Exercise prompt: Nothing in the entries may change when you repeat them, and no images may appear.
*-*-*
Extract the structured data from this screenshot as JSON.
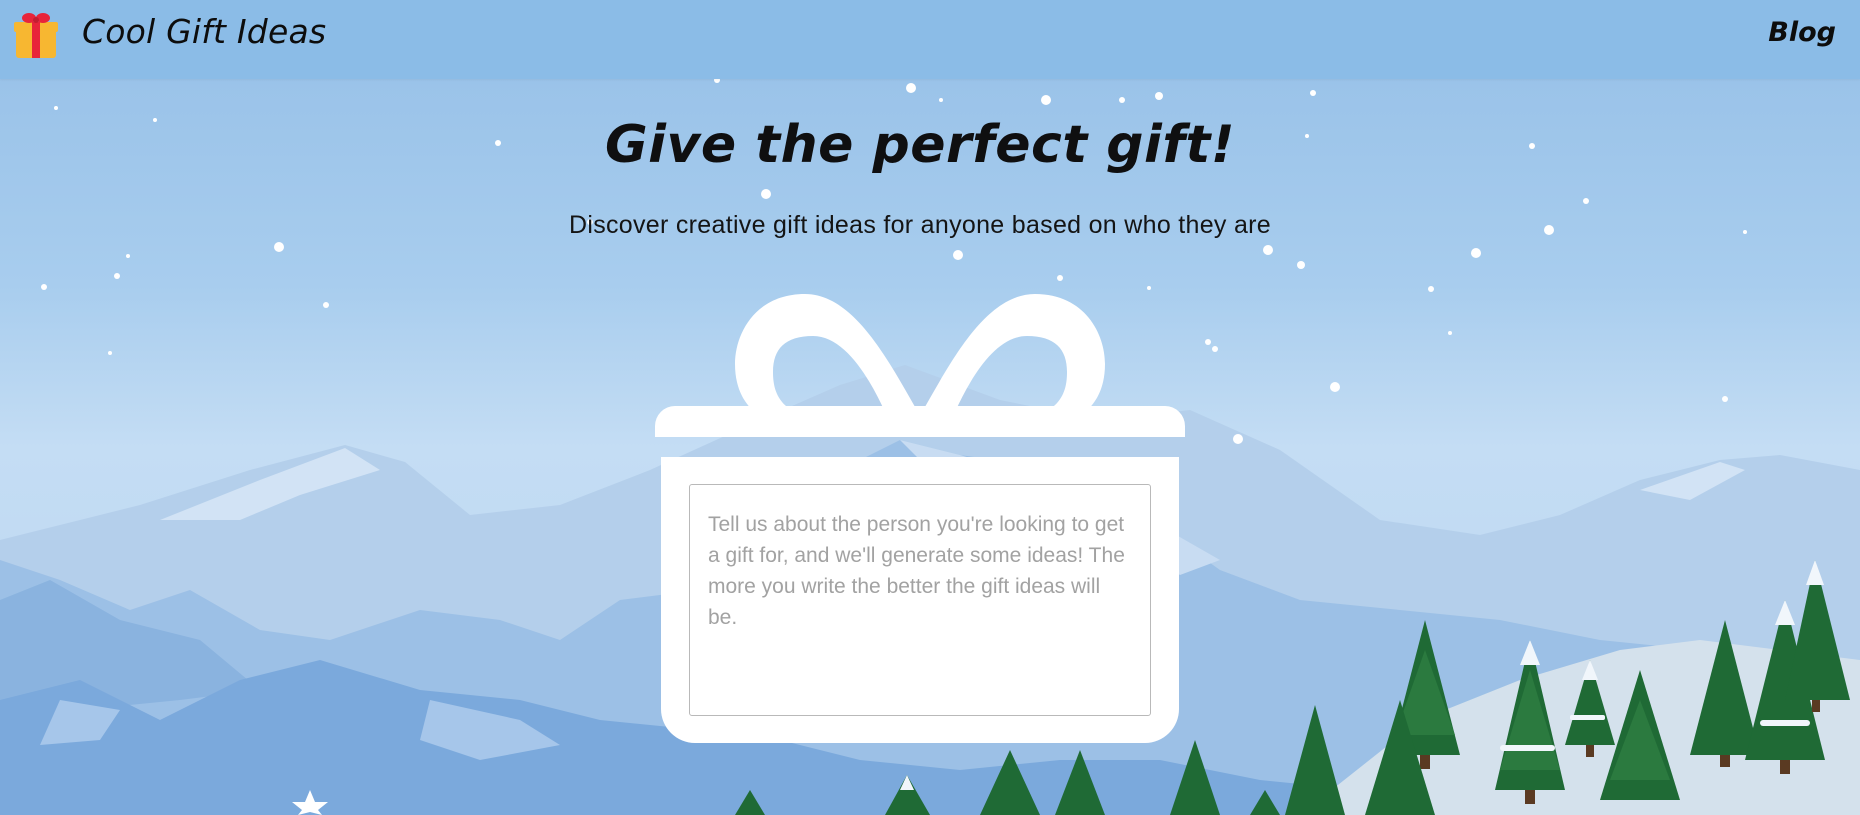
{
  "header": {
    "brand": "Cool Gift Ideas",
    "nav_blog": "Blog"
  },
  "hero": {
    "title": "Give the perfect gift!",
    "subtitle": "Discover creative gift ideas for anyone based on who they are"
  },
  "form": {
    "placeholder": "Tell us about the person you're looking to get a gift for, and we'll generate some ideas! The more you write the better the gift ideas will be.",
    "value": ""
  },
  "icons": {
    "logo": "gift-icon",
    "hero_graphic": "gift-box-illustration"
  },
  "colors": {
    "header_bg": "#8bbce7",
    "gift_ribbon": "#e8243a",
    "gift_box": "#f7b731",
    "tree_green": "#1f6a35"
  }
}
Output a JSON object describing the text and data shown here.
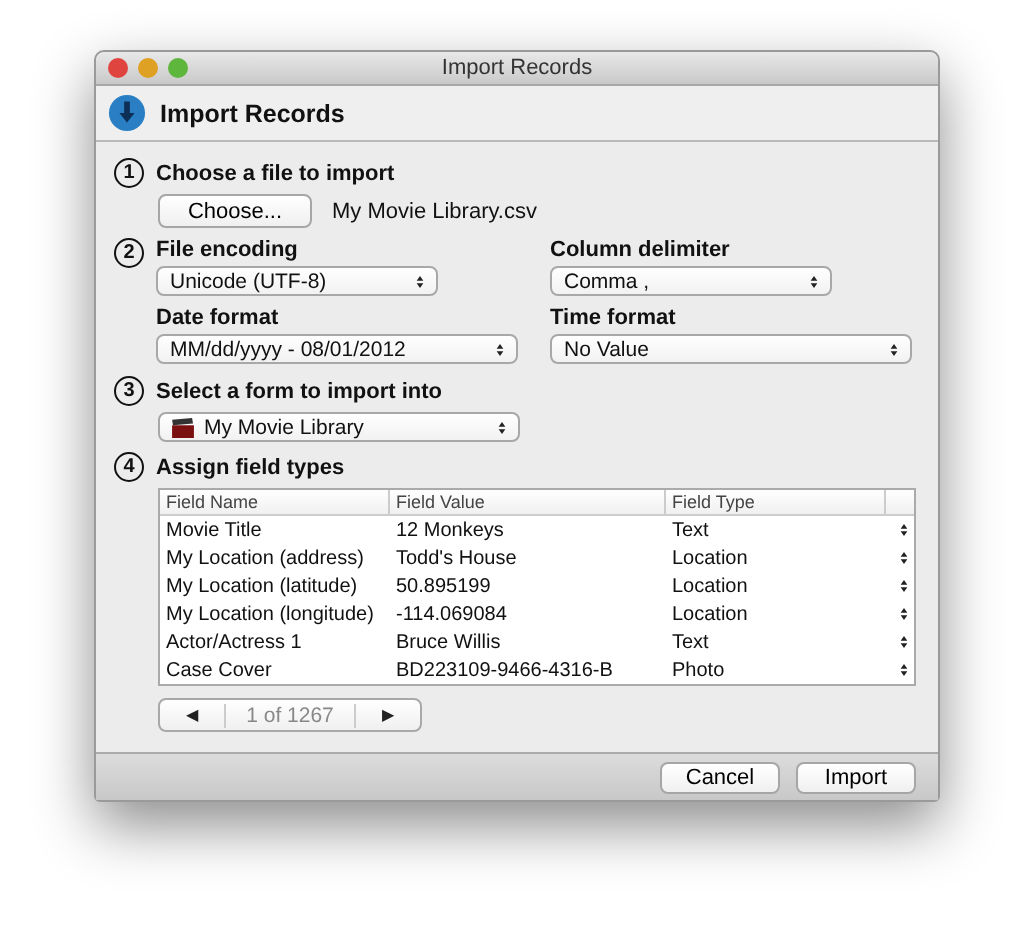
{
  "window": {
    "title": "Import Records"
  },
  "header": {
    "title": "Import Records"
  },
  "steps": [
    {
      "number": "1",
      "title": "Choose a file to import"
    },
    {
      "number": "2",
      "title": "File encoding"
    },
    {
      "number": "3",
      "title": "Select a form to import into"
    },
    {
      "number": "4",
      "title": "Assign field types"
    }
  ],
  "file": {
    "button": "Choose...",
    "filename": "My Movie Library.csv"
  },
  "encoding": {
    "value": "Unicode (UTF-8)"
  },
  "delimiter": {
    "label": "Column delimiter",
    "value": "Comma ,"
  },
  "date_format": {
    "label": "Date format",
    "value": "MM/dd/yyyy - 08/01/2012"
  },
  "time_format": {
    "label": "Time format",
    "value": "No Value"
  },
  "form": {
    "value": "My Movie Library"
  },
  "table": {
    "columns": [
      "Field Name",
      "Field Value",
      "Field Type"
    ],
    "rows": [
      [
        "Movie Title",
        "12 Monkeys",
        "Text"
      ],
      [
        "My Location (address)",
        "Todd's House",
        "Location"
      ],
      [
        "My Location (latitude)",
        "50.895199",
        "Location"
      ],
      [
        "My Location (longitude)",
        "-114.069084",
        "Location"
      ],
      [
        "Actor/Actress 1",
        "Bruce Willis",
        "Text"
      ],
      [
        "Case Cover",
        "BD223109-9466-4316-B",
        "Photo"
      ]
    ]
  },
  "pager": {
    "prev": "◀",
    "label": "1 of 1267",
    "next": "▶"
  },
  "buttons": [
    "Cancel",
    "Import"
  ]
}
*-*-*
Your response:
Extract the structured data from this screenshot as JSON.
{
  "header": {
    "brand": "Cool Gift Ideas",
    "nav_blog": "Blog"
  },
  "hero": {
    "title": "Give the perfect gift!",
    "subtitle": "Discover creative gift ideas for anyone based on who they are"
  },
  "form": {
    "placeholder": "Tell us about the person you're looking to get a gift for, and we'll generate some ideas! The more you write the better the gift ideas will be.",
    "value": ""
  },
  "icons": {
    "logo": "gift-icon",
    "hero_graphic": "gift-box-illustration"
  },
  "colors": {
    "header_bg": "#8bbce7",
    "gift_ribbon": "#e8243a",
    "gift_box": "#f7b731",
    "tree_green": "#1f6a35"
  }
}
Output a JSON object describing the text and data shown here.
{
  "window": {
    "title": "Import Records"
  },
  "header": {
    "title": "Import Records"
  },
  "steps": [
    {
      "number": "1",
      "title": "Choose a file to import"
    },
    {
      "number": "2",
      "title": "File encoding"
    },
    {
      "number": "3",
      "title": "Select a form to import into"
    },
    {
      "number": "4",
      "title": "Assign field types"
    }
  ],
  "file": {
    "button": "Choose...",
    "filename": "My Movie Library.csv"
  },
  "encoding": {
    "value": "Unicode (UTF-8)"
  },
  "delimiter": {
    "label": "Column delimiter",
    "value": "Comma ,"
  },
  "date_format": {
    "label": "Date format",
    "value": "MM/dd/yyyy - 08/01/2012"
  },
  "time_format": {
    "label": "Time format",
    "value": "No Value"
  },
  "form": {
    "value": "My Movie Library"
  },
  "table": {
    "columns": [
      "Field Name",
      "Field Value",
      "Field Type"
    ],
    "rows": [
      [
        "Movie Title",
        "12 Monkeys",
        "Text"
      ],
      [
        "My Location (address)",
        "Todd's House",
        "Location"
      ],
      [
        "My Location (latitude)",
        "50.895199",
        "Location"
      ],
      [
        "My Location (longitude)",
        "-114.069084",
        "Location"
      ],
      [
        "Actor/Actress 1",
        "Bruce Willis",
        "Text"
      ],
      [
        "Case Cover",
        "BD223109-9466-4316-B",
        "Photo"
      ]
    ]
  },
  "pager": {
    "prev": "◀",
    "label": "1 of 1267",
    "next": "▶"
  },
  "buttons": [
    "Cancel",
    "Import"
  ]
}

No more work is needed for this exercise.